Breaking the vicious circle of irrelevance
Posted by Left Luggage on July 8, 2009
Regular readers of Left Luggage will know we regularly distinguish between working and middle class people in many of our analytical pieces. We largely take this distinction for granted and also stress its significance, unlike much of the Left which favours a more widely encompassing notion of working class.
To an extent we agree with this economically-based definition of class, which stresses workers’ place in the structure of the economy as being the crucial variant that both provides the material interest in and the strategic location for an overthrow of existing social relations. On the other hand, if we confine ourselves to an economic definition of class we exclude important elements of power and culture without which we can easily become strategically hamstrung.
We have argued previously that the Left in Britain is currently dominated by middle class people. What do we mean by this, why is is significant, and how?
One measure of the social class of the British Left would be to examine the social and occupational backgrounds of activists. Dealing with generalities is unavoidable here, but we would argue it is patently the case that middle class people (on this definition) predominate. While many on the Left baulk at the measure, the standard sociological grading of class – using the ABC1 C2DE system – provides a useful measure. It is obvious that for much of the Left, sets B and C1 are vastly over-represented. It is impossible not to generalise, but think of teachers, administrators in the public sector, university lecturers, and students from parents in such occupations. This is purely anecdotal, and many people may disagree. But studies have also shown that so-called “new social movements”, issue-based campaigns such as peace and environmental movements, are dominated by socially middle class people.
Why is this significant? Well, if we acknowledge there is more to people’s ideas and ideologies than simply their relationship to the means of production, we have to start to take account of culture as an important variable. On a simple level, the point is obvious: people with different life experiences will have a different conception of the world, different assumptions and expectations about what is normal, desirable, or possible. We would recognise this intuitively when comparing, say, someone educated at a public school with wealthy parents with someone from a comprehensive school with working class parents. But we fail to recognise less glaring differences between middle class and working class people. So social class creates gaps that are perfectly bridgeable, but nonetheless need to be recognised.
But social class affects priorities and interests, too. Large-scale studies in both France and Britain have shown a remarkably close relationship between social class and cultural taste, such that interests and likings pretty exactly track class. That is not to say this is predetermined, but over a wide field the differences are significant. And there’s the rub. One glance at the priorities of the Left (again, to generalise horribly), what is spoken and written about, demonstrates a remarkable bias towards issues and campaigns that are divorced from the everyday concerns of working class people in Britain.
As we have stated previously, there is an overwhelming emphasis on international movements and events.
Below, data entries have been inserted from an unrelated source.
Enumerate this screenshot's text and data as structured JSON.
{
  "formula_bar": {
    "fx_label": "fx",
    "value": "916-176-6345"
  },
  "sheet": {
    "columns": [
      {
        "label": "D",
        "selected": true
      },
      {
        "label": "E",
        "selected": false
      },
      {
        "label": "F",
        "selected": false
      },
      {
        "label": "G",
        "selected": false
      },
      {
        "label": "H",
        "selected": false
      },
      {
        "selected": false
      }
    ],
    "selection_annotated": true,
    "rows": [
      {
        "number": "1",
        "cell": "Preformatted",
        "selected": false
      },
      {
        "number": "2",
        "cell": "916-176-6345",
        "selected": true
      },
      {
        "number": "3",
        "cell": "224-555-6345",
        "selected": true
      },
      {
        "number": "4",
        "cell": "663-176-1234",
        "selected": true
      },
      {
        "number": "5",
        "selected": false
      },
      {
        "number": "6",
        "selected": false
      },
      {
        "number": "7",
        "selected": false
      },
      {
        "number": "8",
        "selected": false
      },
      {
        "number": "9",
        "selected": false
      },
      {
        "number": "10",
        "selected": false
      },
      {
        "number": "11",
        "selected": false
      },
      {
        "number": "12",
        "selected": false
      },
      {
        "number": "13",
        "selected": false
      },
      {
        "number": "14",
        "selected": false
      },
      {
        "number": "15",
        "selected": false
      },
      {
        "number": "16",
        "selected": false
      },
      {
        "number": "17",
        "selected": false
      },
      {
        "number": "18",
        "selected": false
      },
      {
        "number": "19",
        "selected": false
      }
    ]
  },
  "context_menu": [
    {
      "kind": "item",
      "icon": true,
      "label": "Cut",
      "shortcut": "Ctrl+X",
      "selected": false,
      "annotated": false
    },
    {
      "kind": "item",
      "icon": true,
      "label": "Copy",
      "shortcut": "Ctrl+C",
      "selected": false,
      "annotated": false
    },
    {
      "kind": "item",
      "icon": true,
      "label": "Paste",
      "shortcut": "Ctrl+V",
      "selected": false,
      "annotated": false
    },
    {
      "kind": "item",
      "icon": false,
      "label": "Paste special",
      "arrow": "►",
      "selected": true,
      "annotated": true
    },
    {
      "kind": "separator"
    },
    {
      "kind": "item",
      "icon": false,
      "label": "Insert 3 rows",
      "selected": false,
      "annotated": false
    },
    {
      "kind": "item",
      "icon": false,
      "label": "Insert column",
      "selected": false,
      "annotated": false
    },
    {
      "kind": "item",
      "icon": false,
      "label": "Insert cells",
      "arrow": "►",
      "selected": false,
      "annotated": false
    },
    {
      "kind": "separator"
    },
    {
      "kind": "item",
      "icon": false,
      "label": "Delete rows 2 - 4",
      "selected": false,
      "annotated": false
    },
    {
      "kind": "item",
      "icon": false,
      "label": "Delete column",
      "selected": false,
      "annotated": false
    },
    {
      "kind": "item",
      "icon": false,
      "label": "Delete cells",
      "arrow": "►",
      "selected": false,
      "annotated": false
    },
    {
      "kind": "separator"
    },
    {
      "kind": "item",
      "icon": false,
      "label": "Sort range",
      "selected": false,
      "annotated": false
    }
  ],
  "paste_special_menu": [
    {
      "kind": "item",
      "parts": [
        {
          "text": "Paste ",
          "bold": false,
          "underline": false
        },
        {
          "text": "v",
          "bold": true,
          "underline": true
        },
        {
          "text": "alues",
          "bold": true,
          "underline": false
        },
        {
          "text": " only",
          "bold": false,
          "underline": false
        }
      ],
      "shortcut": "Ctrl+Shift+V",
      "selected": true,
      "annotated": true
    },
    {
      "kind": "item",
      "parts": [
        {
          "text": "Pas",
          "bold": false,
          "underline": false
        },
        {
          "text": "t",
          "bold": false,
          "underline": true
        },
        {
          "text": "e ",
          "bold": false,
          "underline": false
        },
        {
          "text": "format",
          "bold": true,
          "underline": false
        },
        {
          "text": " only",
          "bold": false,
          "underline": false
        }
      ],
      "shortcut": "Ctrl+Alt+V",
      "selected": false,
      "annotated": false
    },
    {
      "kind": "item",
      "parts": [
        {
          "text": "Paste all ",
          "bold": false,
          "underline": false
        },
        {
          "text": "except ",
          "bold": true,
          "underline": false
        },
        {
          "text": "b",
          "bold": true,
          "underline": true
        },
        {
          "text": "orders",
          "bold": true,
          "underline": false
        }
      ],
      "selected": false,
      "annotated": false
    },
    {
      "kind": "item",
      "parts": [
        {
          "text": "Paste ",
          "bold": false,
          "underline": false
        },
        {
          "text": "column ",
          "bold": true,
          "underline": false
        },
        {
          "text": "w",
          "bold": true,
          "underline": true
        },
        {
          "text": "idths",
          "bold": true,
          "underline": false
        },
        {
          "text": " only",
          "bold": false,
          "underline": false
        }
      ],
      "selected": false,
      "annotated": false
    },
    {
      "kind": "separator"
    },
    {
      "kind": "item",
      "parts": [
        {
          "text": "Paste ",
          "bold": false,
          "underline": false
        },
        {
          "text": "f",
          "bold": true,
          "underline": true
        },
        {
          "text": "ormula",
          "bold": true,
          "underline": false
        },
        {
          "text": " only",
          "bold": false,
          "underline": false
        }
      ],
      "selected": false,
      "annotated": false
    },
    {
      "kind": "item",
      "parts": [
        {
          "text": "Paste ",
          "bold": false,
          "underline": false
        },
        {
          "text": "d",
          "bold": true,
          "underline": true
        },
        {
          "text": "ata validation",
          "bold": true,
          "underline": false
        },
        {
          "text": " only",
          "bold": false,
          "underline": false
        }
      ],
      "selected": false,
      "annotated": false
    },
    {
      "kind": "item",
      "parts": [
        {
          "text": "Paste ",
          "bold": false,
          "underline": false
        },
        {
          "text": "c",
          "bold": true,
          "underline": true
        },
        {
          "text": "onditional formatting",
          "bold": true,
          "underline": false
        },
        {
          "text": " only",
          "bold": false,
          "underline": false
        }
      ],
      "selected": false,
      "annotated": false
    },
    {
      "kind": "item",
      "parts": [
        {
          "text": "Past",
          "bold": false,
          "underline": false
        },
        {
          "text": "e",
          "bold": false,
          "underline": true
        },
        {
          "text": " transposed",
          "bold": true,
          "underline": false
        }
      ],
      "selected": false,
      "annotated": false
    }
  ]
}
One needn’t spend time measuring column inches to acknowledge the amount of coverage of, for example, Palestine hugely dwarfs anything written about housing, crime or education. The enormous coverage of the recent protests in Iran compared to the scant focus on the Lindsey oil refinery strikes, which at their height had about 10,000 workers taking illegal solidarity action, is yet more evidence of this trend.
How to account for this? We would argue the overwhelming predominance of international issues (and the slant on national issues) on the Left’s agenda reflects the cultural interests of the Left’s socially middle class base. This is self-reinforcing in that a lot of Left recruitment is targeted at students, who are more likely to be from middle class backgrounds (although this has decreased slightly in recent years) and are also more likely (perhaps even more likely than socially middle class workers) to be interested in such issues.
It is true the Left should be internationalist. It should also be strong and deeply-rooted in working class communities. Unfortunately the latter two precede the former and at present it is neither. It seems like the Left is currently in a vicious circle, with a middle class base producing middle class priorities and maintaining the gulf with the vast majority of working class people. How to bridge this gulf is the real question.
The main hope must be for a turn by the Left towards the politics of everyday life to address those concerns that carry meaning for people beyond the Left milieu. There have been some promising initiatives in recent years from a variety of small groups such as the Independent Working Class Association and Liberty & Solidarity, among others. There has also been a wellspring of locally-focussed, sometimes slightly apolitical, community groups addressing such issues. Perhaps the energy can come from these quarters to break the vicious circle of Left irrelevance.